This article focuses on 11 in-depth semi-structured interviews with early childhood educators who responded to a question about reporting racial incidents as a ‘Serious Occurrence’ under guidelines mandated by the City of Toronto Children’s Services Division. We draw on critical race theory and colorblind theory in a discursive analysis of participants’ narratives. Results of this analysis suggest that participating early childhood professionals were reluctant to name and acknowledge incidents of racism in early learning environments, and engaged in discursive strategies that minimized and negated such incidents. Implications for the training and education of early childhood educators are noted and implications for provincial policy are discussed.
Rachel Berman
added a research item
This article explores how multicultural policy approaches, which mandate the inclusion of culturally and ethnically ‘diverse’ play materials in early childhood classrooms influence the pedagogical practice of educators and, in turn, children’s play and social interactions. Using data collected through participant observation of children’s play in a preschool/kindergarten classroom, interviews with early childhood professionals, and document analysis of a particular early years policy, we highlight the shortcomings of the focus on physical materials as the primary strategy for addressing ‘race’ and other forms of difference in early childhood education. Assumptions about children’s play are examined and critiqued, with examples of children’s play episodes provided to emphasize how play reproduces systems of power and oppression present in the broader social context. A number of recommendations are offered for both professional practice and the reconceptualization of early childhood policy.
Rachel Berman
added an update
The team will be presenting on our research in a workshop for educators at the Educating for Peace and Justice Conference: Action for Safe and Equitable Classrooms, Schools and Communities on Saturday, January 21st 2017 at the Ontario Institute for Education/University of Toronto.
 
Rachel Berman

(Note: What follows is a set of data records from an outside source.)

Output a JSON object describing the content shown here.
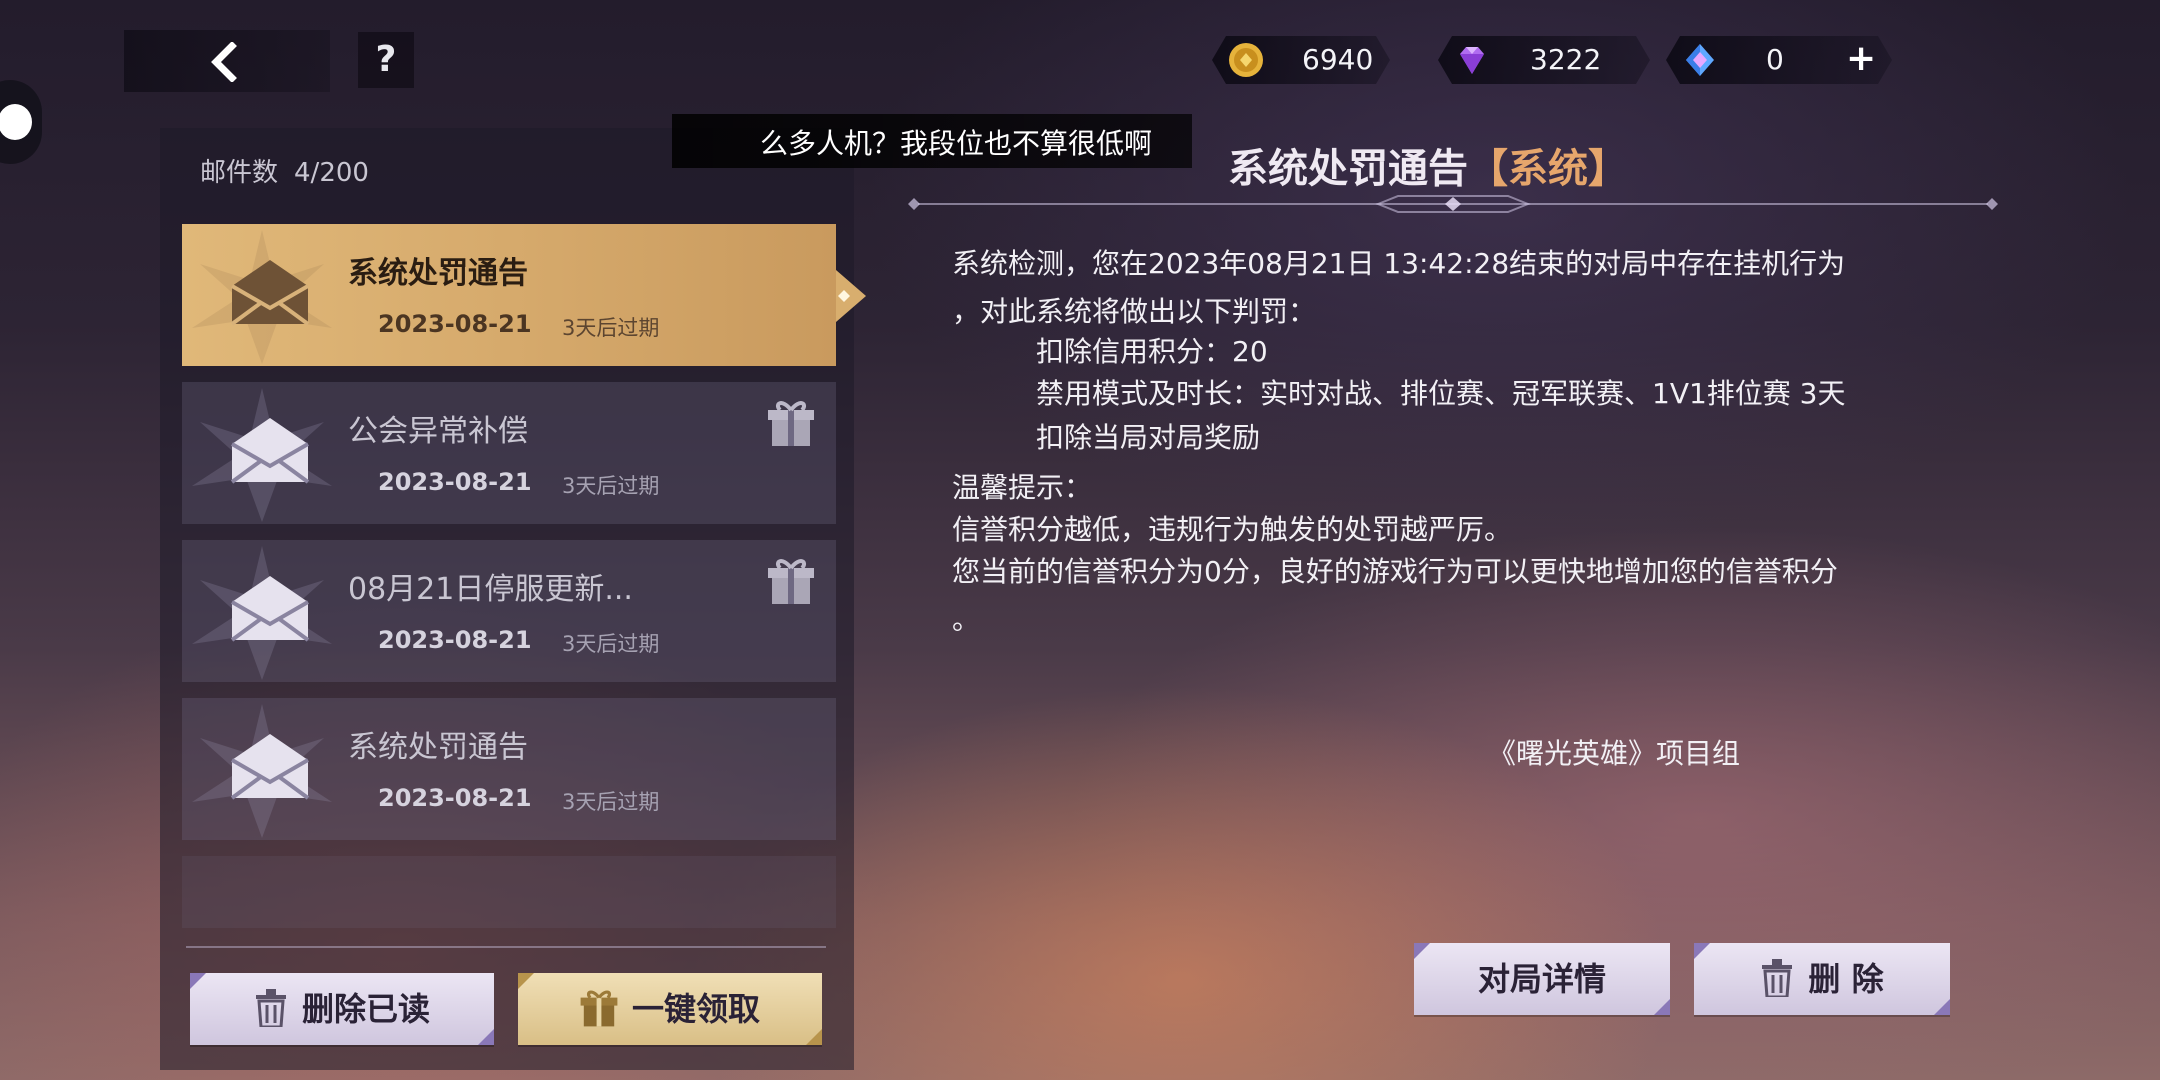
{
  "top": {
    "help_label": "?"
  },
  "currencies": [
    {
      "icon": "gold-coin-icon",
      "value": "6940"
    },
    {
      "icon": "purple-diamond-icon",
      "value": "3222"
    },
    {
      "icon": "blue-crystal-icon",
      "value": "0"
    }
  ],
  "add_label": "+",
  "toast": "么多人机？我段位也不算很低啊",
  "mailbox": {
    "count_label": "邮件数",
    "count_value": "4/200",
    "items": [
      {
        "title": "系统处罚通告",
        "date": "2023-08-21",
        "expire": "3天后过期",
        "has_gift": false,
        "selected": true
      },
      {
        "title": "公会异常补偿",
        "date": "2023-08-21",
        "expire": "3天后过期",
        "has_gift": true,
        "selected": false
      },
      {
        "title": "08月21日停服更新...",
        "date": "2023-08-21",
        "expire": "3天后过期",
        "has_gift": true,
        "selected": false
      },
      {
        "title": "系统处罚通告",
        "date": "2023-08-21",
        "expire": "3天后过期",
        "has_gift": false,
        "selected": false
      }
    ],
    "delete_read_label": "删除已读",
    "claim_all_label": "一键领取"
  },
  "mail": {
    "title": "系统处罚通告",
    "tag": "【系统】",
    "lines": [
      "系统检测，您在2023年08月21日 13:42:28结束的对局中存在挂机行为",
      "，对此系统将做出以下判罚：",
      "扣除信用积分：20",
      "禁用模式及时长：实时对战、排位赛、冠军联赛、1V1排位赛 3天",
      "扣除当局对局奖励",
      "温馨提示：",
      "信誉积分越低，违规行为触发的处罚越严厉。",
      "您当前的信誉积分为0分，良好的游戏行为可以更快地增加您的信誉积分",
      "。"
    ],
    "signature": "《曙光英雄》项目组",
    "detail_label": "对局详情",
    "delete_label": "删 除"
  }
}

added a project goal
We are employing the framework of Critical Race Theory in this qualitative research project as well as the “new’ sociology of childhood in order to address questions such as: What strategies or materials do early childhood educators (ECEs) use to discuss (or not discuss) race with children? What discourses about race and racial identities are employed by ECES and by children? How does race factor into children’s play? Who benefits from the use of certain discourses, and who is disadvantaged? And further, how could conversations about race foster cross-racial dialogues that can support positive citizenship engagement in an increasingly global and diverse society?